In a small theater north of downtown, the Westcoast Black Theatre Troupe (WBTT) raised the roof in a rousing production of It Ain’t Nothin’ But the Blues, which runs through May 12. Tickets to the season’s remaining shows are scarce, and it’s no wonder. From the minute the WBTT ensemble came on stage, you could feel this was something special that you just had to be a part of. Word around town has been that this is the show to see right now.The cast came out on stage in high-energy mode, dancing and singing, their bodies undulating in perfect synchronicity with the music as they began a roughly two-hour journey through the history of blues music. The taint of slavery and its impact on the dance and music of black people was key in the entire production, and the cast captured the gravity of that experience in their performances.
As the troupe transitioned from songs sung to cope with enslavement, to the second act set in nightclubs and theaters, the musical and dance vocabulary remained an enduring thread. You could see the deep rhythmic movements of the dances of slavery carry through to the later showstoppers such as “Fever,” “Good Night Irene” and a haunting rendition of “Strange Fruit,” a once-forbidden song about lynchings in the South. The company also did a beautiful job demonstrating the strong connection of country and honkytonk music to the blues.

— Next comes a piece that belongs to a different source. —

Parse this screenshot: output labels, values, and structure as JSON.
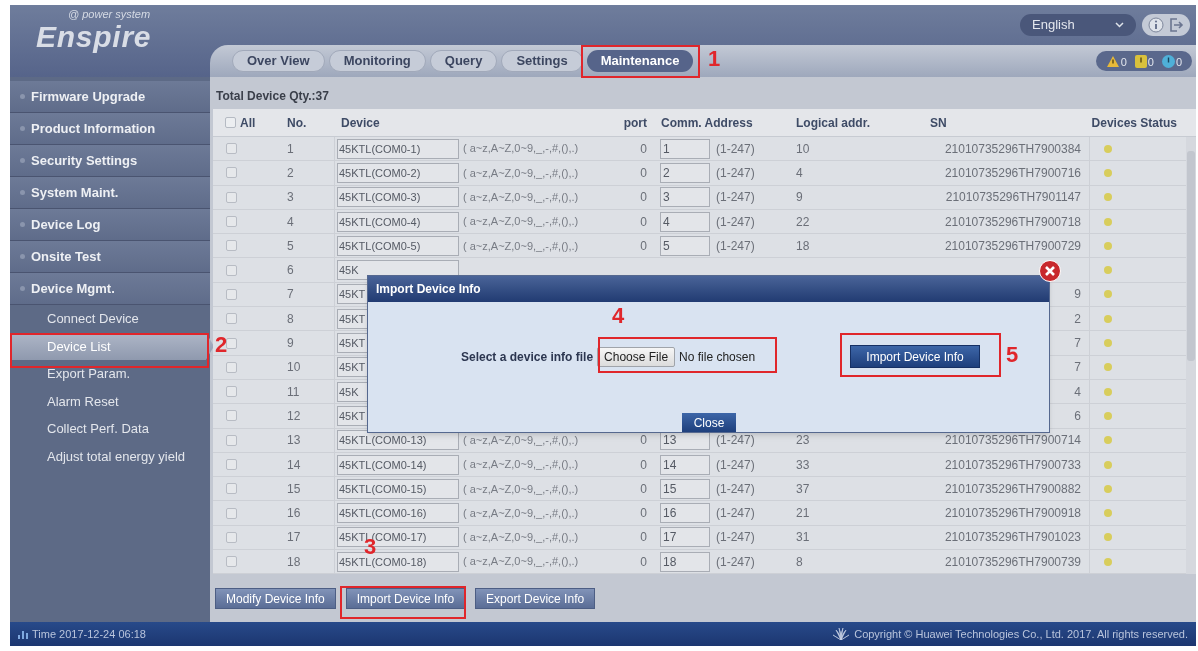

WBTT recently raised enough funds to purchase their building, and the space is an intimate black box theater that allows the audience great sight lines of the performers and the other audience members. I mention this because the only downside of the show for me was that the performers had such outsized talent that I often felt, particularly in the dance numbers, that they were constrained by the space. I wanted to watch them fly across the stage, and it was clear they were fully capable of doing so, but they seemed to have to stop short on a few occasions to ensure they didn’t end up in the lap of an audience member.There was one man in the front row who wouldn’t have minded that a bit, as he just barely stayed in his seat and frequently hit the stage with both hands to convey his deep appreciation for the production. I love to see someone so engaged with a show, so his reaction to this amazing production was endearing. To their credit, the cast never got rattled, and I think they appreciated the enthusiasm. At the conclusion of the show, they seemed to be signaling that we should all get up and dance, but the largely staid audience remained complacent and seated until the show was clearly over and then leapt to their feet for a standing ovation.
In another lovely and meaningful touch to the production, the entire cast formed a receiving line to thank the audience for coming. I enjoyed the opportunity to pay tribute to each of them one-on-one at the evening’s end, because these were such special performers who put so much into the production.
Lesson learned: If you want to see the WBTT, buy tickets early. The level of production is so high and the ticket prices so reasonable, it is likely that next year’s whole season will quickly sell out. That’s a risk you don’t want to take, because this gem of a theater company won’t be flying below the radar much longer. Although It Ain’t Nothin but the Blues is close to selling out, if you call the box office (941-366-1505) they may be able to find a few seats so you don’t miss this incredible show. For tickets for the final show of the season, Aunt Rudele’s Family Reunion, along with next season’s series, go to wbttsrq.org.